Indexes

Archives

Annapolis Maryland Blog Photograph • The East Brick Wall Profile of a Circa 1780 House in the Historic District • Saturday July 15th 2017

Altered to a Two and a Half Story House in the 1850s

The East Brick Wall Profile of a Circa 1780 House in the Annapolis Maryland Historic District July 15th 2017

Click on Photograph to Enlarge

These two conjoined Federal style brick houses were actually built as a one and a half story single family residence in the 1780s for the Brice Family of Annapolis on land that was part of today’s notable 1766 Brice House. The property was conveyed to John Brice III in 1782, who in turned bequeathed it to his daughter Margaret Smith in the early 1820s, who retained ownership of the house and lot until 1842 when it was sold to a non-family purchaser.

During the 1850s the house was extensively renovated, as well as heightened to two and half stories, by the then owners John and Mary Barber, even so it remained a single family residence. Unfortunately in 1882, due in part to the owners financial difficulties, the house was divided as well as deeded into two separate properties and sold to different owners.
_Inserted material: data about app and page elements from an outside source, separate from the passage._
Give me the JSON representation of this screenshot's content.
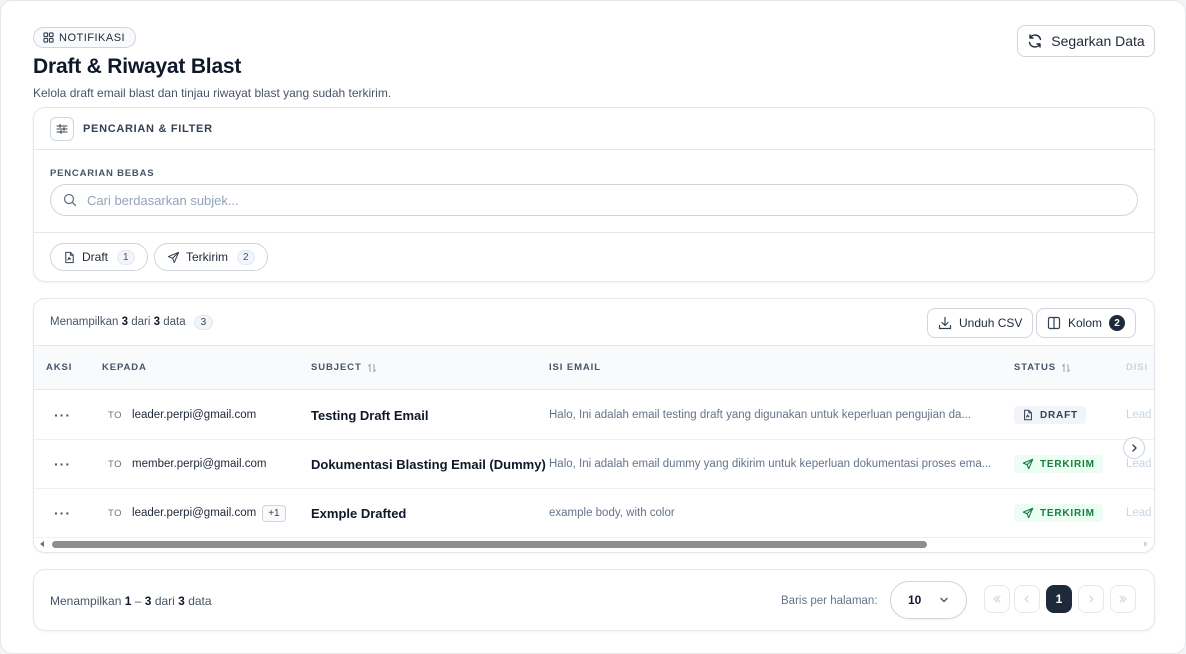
{
  "header": {
    "badge": "NOTIFIKASI",
    "title": "Draft & Riwayat Blast",
    "subtitle": "Kelola draft email blast dan tinjau riwayat blast yang sudah terkirim.",
    "refresh_label": "Segarkan Data"
  },
  "filter": {
    "title": "PENCARIAN & FILTER",
    "search_label": "PENCARIAN BEBAS",
    "search_placeholder": "Cari berdasarkan subjek...",
    "search_value": "",
    "chips": [
      {
        "label": "Draft",
        "count": "1"
      },
      {
        "label": "Terkirim",
        "count": "2"
      }
    ]
  },
  "table": {
    "summary_prefix": "Menampilkan",
    "summary_shown": "3",
    "summary_mid": "dari",
    "summary_total": "3",
    "summary_suffix": "data",
    "summary_count": "3",
    "csv_label": "Unduh CSV",
    "columns_label": "Kolom",
    "columns_count": "2",
    "headers": {
      "aksi": "AKSI",
      "kepada": "KEPADA",
      "subject": "SUBJECT",
      "isi": "ISI EMAIL",
      "status": "STATUS",
      "next": "DISI"
    },
    "to_tag": "TO",
    "rows": [
      {
        "to": "leader.perpi@gmail.com",
        "extra": "",
        "subject": "Testing Draft Email",
        "body": "Halo, Ini adalah email testing draft yang digunakan untuk keperluan pengujian da...",
        "status": "DRAFT",
        "next": "Lead"
      },
      {
        "to": "member.perpi@gmail.com",
        "extra": "",
        "subject": "Dokumentasi Blasting Email (Dummy)",
        "body": "Halo, Ini adalah email dummy yang dikirim untuk keperluan dokumentasi proses ema...",
        "status": "TERKIRIM",
        "next": "Lead"
      },
      {
        "to": "leader.perpi@gmail.com",
        "extra": "+1",
        "subject": "Exmple Drafted",
        "body": "example body, with color",
        "status": "TERKIRIM",
        "next": "Lead"
      }
    ]
  },
  "pagination": {
    "prefix": "Menampilkan",
    "from": "1",
    "dash": "–",
    "to": "3",
    "mid": "dari",
    "total": "3",
    "suffix": "data",
    "rows_label": "Baris per halaman:",
    "rows_value": "10",
    "current_page": "1"
  },
  "colors": {
    "accent": "#1e293b",
    "sent_green": "#15803d",
    "sent_bg": "#ecfdf3",
    "draft_bg": "#f1f5f9"
  }
}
It was with the early history of the house in mind that I found myself pondering the appearance of the original c1780s house during my morning walk. Certainly as I did one can denote the one and a half story darkened outline of the 1780s house and its gambrel style roof on the east facing brick wall. Furthermore upon a closer examination one can also make out the two flanking bricked in first story window openings with their brick arches. In addition the slightly faded second story bricked in windows appear superimposed on the upper part of the original house’s outline. Finally one can discern the two different types of aged bricks that were used in the construction of the wall in the 1780s and 1850s respectively.

It is believed that due to the previously noted mid 19th century renovation, as well as the 1880s division of the house into two residences, a fair number of its 18th century architectural details were subsequently lost. Certainly alterations by late 20th century owners have also contributed to the loss of original period features inside the house. With all of that being said I still find this east exterior wall depicts quite nicely the house’s 18th century height as well as depth along with its overall period profile.

I am often amazed by the amount of actual 1700s history that one can experience during a walk in the Historic District, such was the case earlier in the day.

Have a great weekend,

Glenn

This Blog is Copyright © 2017 Annapolis Experience
All images contained within this Blog are Copyrighted © 2017 G J Gibson Photography LLC
Annapolis Maryland Blog – Circa 1780 and 1850 Federal Architecture Photography
No part of this article, including photographs, can be used without the permission of Annapolis Experience and or G Gibson Photo Art except under the fair use component of U.S. Copyright Law
The East Brick Wall Profile of a Circa 1780 House in the Historic District
Contact us here with any comments or questions about the Annapolis Experience Blog
Annapolis Architectural Historian – Pinterest – This Place Matters – Saving Places
Visit us at Annapolis Experience
The East Brick Wall Profile of a Circa 1780 House in the Historic District
Follow us on Twitter @GlennAnnapolis
Annapolis Photographs – 80 and 82 East Street in the Historic District
For high resolution images of photographs included in this post Contact Us

Save

Save

Save

Save

Save

Save

Save

Save

Save

Save

Save

Save

Save

Save

Save

Save

Save

Save

Save

Save

Save

Leave a Reply

  

  

  

You can use these HTML tags

<a href="" title=""> <abbr title=""> <acronym title=""> <b> <blockquote cite=""> <cite> <code> <del datetime=""> <em> <i> <q cite=""> <s> <strike> <strong>